intended this to be the day he cleaned the garage, but looking at the heavy
rain falling outside the open overhead door, he supposed it was as good as any.
Uncommonly heavy rain for here, for this season, it reminded him of the fall
downpours back home.
passed through the stacks of boxes and upon shifting the layers of flat materials
leaning up against the wall he was surprised to find the deer skull hanging
there. It seemed undamaged by all that stuff he had just moved, but he felt
guilty, for not having been more careful.
out and took it from the wall and…
Head-Bob watched in awe as the rain came down in nearly solid sheets, the trees
lit up by the lightning that flashed over and over. He had never seen a storm
like this in his young life and he instinctively backed up to the far wall of
the nest hole, against the warm living part of the old tree.
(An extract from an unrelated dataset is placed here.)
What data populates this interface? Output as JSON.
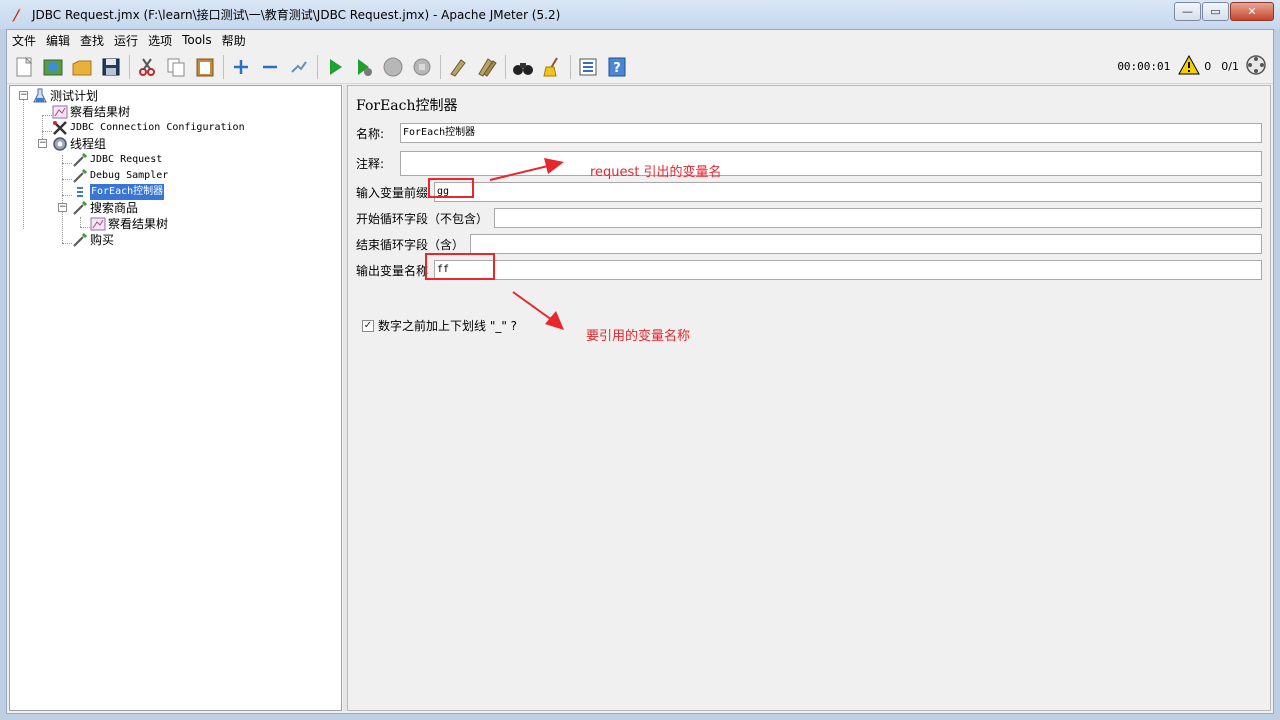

It had shielded
his family from the weather all his life, perhaps it would still do.
rain and the roaring of the creek, now a surging smashing thing he did not
recognize, his keen owl ears picked up the sound of something running down the
hill. It crashed through the brush toward him as though in flight or
panic.He could hear it coming, leaping
and darting, changing direction every time the lightning flashed or the thunder
the doe came so fast it never had a chance to stop before it got to the raging
creek. Now twenty feet wide and over twelve feet deep, the once tiny creek was
carrying everything in its path downstream with it.
Watching from his nest,
Little Head-Bob's eyes flashed wide, shocked, as the deer's reflexive leap
carried it high up, out over the creek and almost to the bank on his side. Then
plunging into the roaring water the deer tumbled out of sight and was just - gone.
flashed and across the creek he saw a shadowy thing standing as though looking
his way. He shivered and blinked but then the shadow was gone, obscured by
darkness, as the lightning faded.
flash of lightning and Bob looked up from the skull in his hands and there out
through the rain across the street, where the water ran swift through the
ditch, he thought he saw a shadow. Something with four legs, something there…
and then gone.
Head-Bob blinked in the sun, drying his feathers as he dozed, dreaming of a man
who walked along the creek bank. The man stopped, looked at the pile of dead
brush stuck under the tree fallen across the creek, and caught the glint of
light off something there.
into the knee-deep creek, careful of the slick moss that covered rock bottom,
trying to watch where he was going while still keeping an eye on that spot in
the brush.Hedge thorns raked the back
of his hand as he tunneled it into the pile, back almost to his full arm's-length,
before finally catching hold of the thing. Carefully bringing it out he was
surprised to be holding a perfectly intact deer skull, too small for a buck,
staring back at him.
Head-Bob watched as the man climbed backed up out of the creek, the skull of
the storm-killed doe in his hand.
his garage Bob jumped, startled out of his reverie, when his wife poked her
head in to call him to dinner. He looked down absently at the skull in his
you still hanging on to that thing?" she asked.
Be there in just a minute, Hon" he replied.
her head and looked at him kind of side-ways like she did sometimes. Then half
grinning, she turned back to the kitchen, closing the door behind her.
Bob found a
push pin there in the tray and reaching up high on the wall stuck it in. He hung the skull and his memories far up this
time, out of everyday life's range, not quite so easily covered.